This article contains spoilers for Star Wars #11 by Charles Soule and Jan Bazaldua!
There’s a subtle reason the Emperor wasn’t afraid of the Rebellion in Star Wars – at least until he learned a Jedi had joined their ranks. When Palpatine transformed the Republic into the Empire in Star Wars: Episode III – Revenge of the Sith, he swore he was ushering in an age of security, justice, and peace. Instead, the Emperor used this as an excuse to form a fascist state – and yet, within just a few years, Rebel cells were springing up across the galaxy.
Palpatine never seemed particularly worried about the Rebellion. He mostly used them as an excuse to develop superweapons like the Death Star, in accordance with the Tarkin Doctrine of using fear to rule. But, in truth, he allowed disloyal Senators to remain politically active for literally a generation before finally shutting down the Senate, and he ignored Core Worlds like Alderaan for a long time before taking drastic action. He only seems to have become concerned about the Rebellion when he realized a Jedi had joined their number, the son of Anakin Skywalker. Why was the Emperor so unconcerned about the Rebel Alliance?
The likely answer lies in Palpatine’s understanding of the dark side. While most fans associate the light and dark sides of the Force with the Sith and the Jedi, in truth the Force is connected to all living things, and thus every person has an effect on the balance of the Force. As Clone Wars creator Dave Filoni explained, “The Force naturally exists in balance; that balance is thrown out when someone chooses to give in to their fears and then spirals out of control making selfish choice after selfish choice. Fear leads to anger, anger leads to hate, hate leads to suffering… The choice between dark and light is often subtle and not limited to the Jedi and Sith. Everyone struggles with the balance between light and dark.” Palpatine knew he had created a situation where even those who opposed the Empire would be forced to do so with actions that were of the dark side. Thus, even the Rebel Alliance unwittingly contributed to the dominance of the darkness.

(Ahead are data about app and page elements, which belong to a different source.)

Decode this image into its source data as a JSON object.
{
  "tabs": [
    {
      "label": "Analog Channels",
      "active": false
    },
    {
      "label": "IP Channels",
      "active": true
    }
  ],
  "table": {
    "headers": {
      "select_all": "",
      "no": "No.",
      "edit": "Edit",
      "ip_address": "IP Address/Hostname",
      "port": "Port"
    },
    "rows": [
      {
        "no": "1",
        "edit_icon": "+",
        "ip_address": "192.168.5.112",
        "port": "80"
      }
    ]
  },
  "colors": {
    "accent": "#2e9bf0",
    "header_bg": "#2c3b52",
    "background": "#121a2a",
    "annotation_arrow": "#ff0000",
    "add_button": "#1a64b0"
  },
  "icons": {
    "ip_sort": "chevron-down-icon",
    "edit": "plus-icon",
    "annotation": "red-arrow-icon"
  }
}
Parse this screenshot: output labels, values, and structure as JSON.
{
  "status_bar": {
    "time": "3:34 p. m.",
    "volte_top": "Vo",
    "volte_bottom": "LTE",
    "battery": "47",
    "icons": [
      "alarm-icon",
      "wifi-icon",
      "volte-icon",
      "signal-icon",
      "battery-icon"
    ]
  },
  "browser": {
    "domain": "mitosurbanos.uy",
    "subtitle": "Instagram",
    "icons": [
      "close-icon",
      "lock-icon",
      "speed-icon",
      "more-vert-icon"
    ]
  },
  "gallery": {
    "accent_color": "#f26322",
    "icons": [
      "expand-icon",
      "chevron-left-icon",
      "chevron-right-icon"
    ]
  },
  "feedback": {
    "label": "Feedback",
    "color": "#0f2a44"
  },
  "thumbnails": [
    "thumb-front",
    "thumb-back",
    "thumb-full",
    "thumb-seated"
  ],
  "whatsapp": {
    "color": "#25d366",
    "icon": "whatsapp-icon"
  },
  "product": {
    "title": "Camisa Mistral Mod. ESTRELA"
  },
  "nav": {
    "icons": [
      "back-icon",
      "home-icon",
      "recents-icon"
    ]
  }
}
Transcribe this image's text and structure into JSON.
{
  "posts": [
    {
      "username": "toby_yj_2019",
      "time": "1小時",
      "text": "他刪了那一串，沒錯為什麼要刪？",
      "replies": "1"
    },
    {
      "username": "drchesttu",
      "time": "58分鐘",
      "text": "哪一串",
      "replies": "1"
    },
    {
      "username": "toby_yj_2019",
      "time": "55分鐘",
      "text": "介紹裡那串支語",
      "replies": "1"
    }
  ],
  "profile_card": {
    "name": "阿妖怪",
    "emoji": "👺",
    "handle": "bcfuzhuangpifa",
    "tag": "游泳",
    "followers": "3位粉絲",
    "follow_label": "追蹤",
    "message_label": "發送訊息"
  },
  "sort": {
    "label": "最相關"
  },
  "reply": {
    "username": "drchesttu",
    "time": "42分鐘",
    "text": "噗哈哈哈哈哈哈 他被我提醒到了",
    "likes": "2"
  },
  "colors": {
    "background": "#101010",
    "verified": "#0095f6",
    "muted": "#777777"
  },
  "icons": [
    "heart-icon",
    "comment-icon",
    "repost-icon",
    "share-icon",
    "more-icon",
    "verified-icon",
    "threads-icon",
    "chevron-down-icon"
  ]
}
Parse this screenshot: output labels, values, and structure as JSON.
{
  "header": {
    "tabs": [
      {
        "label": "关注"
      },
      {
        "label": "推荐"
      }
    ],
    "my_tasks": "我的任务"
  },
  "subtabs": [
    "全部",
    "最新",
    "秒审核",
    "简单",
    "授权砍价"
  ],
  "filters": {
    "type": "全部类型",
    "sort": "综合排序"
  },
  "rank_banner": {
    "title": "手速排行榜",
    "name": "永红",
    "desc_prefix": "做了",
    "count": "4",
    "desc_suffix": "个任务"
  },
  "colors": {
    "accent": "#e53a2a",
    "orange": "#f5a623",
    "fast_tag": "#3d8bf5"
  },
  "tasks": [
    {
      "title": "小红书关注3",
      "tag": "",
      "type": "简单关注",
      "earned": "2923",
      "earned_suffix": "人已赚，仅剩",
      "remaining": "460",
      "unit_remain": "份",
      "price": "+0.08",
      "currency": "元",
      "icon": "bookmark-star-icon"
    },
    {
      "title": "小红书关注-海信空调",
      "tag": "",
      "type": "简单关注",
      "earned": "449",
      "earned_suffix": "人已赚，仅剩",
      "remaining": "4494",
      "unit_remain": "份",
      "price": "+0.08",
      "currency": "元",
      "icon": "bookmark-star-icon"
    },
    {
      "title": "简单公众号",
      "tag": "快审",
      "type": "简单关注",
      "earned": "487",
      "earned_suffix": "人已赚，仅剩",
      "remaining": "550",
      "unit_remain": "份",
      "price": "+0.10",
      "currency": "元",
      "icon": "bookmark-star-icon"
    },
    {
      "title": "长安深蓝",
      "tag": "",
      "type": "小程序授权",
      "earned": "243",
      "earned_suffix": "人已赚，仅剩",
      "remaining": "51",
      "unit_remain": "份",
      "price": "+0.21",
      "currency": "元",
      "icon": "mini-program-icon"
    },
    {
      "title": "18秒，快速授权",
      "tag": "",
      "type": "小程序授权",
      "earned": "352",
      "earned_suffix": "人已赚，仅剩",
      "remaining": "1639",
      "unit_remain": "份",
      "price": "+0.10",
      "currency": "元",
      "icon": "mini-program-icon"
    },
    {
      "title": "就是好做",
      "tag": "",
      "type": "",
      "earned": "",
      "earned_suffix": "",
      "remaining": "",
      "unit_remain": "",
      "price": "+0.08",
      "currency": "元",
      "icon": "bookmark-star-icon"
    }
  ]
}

This can be seen in Rogue One: A Star Wars Story, where viewers learn some Rebel cells – such as the one led by Saw Gerrera – had crossed the line into becoming actual terrorists. Indeed, tie-in novels have recorded his Rebel group bombing civilians and using child soldiers, reinforcing the point. Even Mon Mothma’s Rebel Alliance included intelligence operatives such as Cassian Andor, who murdered an informant rather than risk his being taken in by the Empire. There is a reason Jyn Erso became a hero of the Rebellion, and it is not only because of all she accomplished; it is because she reminded the Rebels their Rebellion should be built on hope, not fear.
The same point is currently being made – albeit in more subtle form – in Charles Soule and Jan Bazaldua’s Star Wars comic book run. In Star Wars #11, Leia chooses to risk the life of Lando Calrissian’s friend Lobot in order to ensure the Rebel Alliance are able to communicate with one another. Her tactics are sound, and she has a back-up plan in the works, but the fact remains that she risked Lobot’s life without his consent and against the wishes of his friends. Desperation forced even Leia Organa to make calculated decisions that, while tactically correct, are morally repugnant; and with every one of those decisions, the galaxy tilted further towards the dark side.
This, then, is why Palpatine did not fear the Rebel Alliance. He knew he had created a system so powerful that the only way a Rebellion could win was by employing tactics that unwittingly strengthened the dark side’s grip upon the galaxy. What he had not factored in, however, was the sudden appearance of a Tatooine farmboy who embraced the light side of the Force – and whose faith in his father ultimately brought balance at last.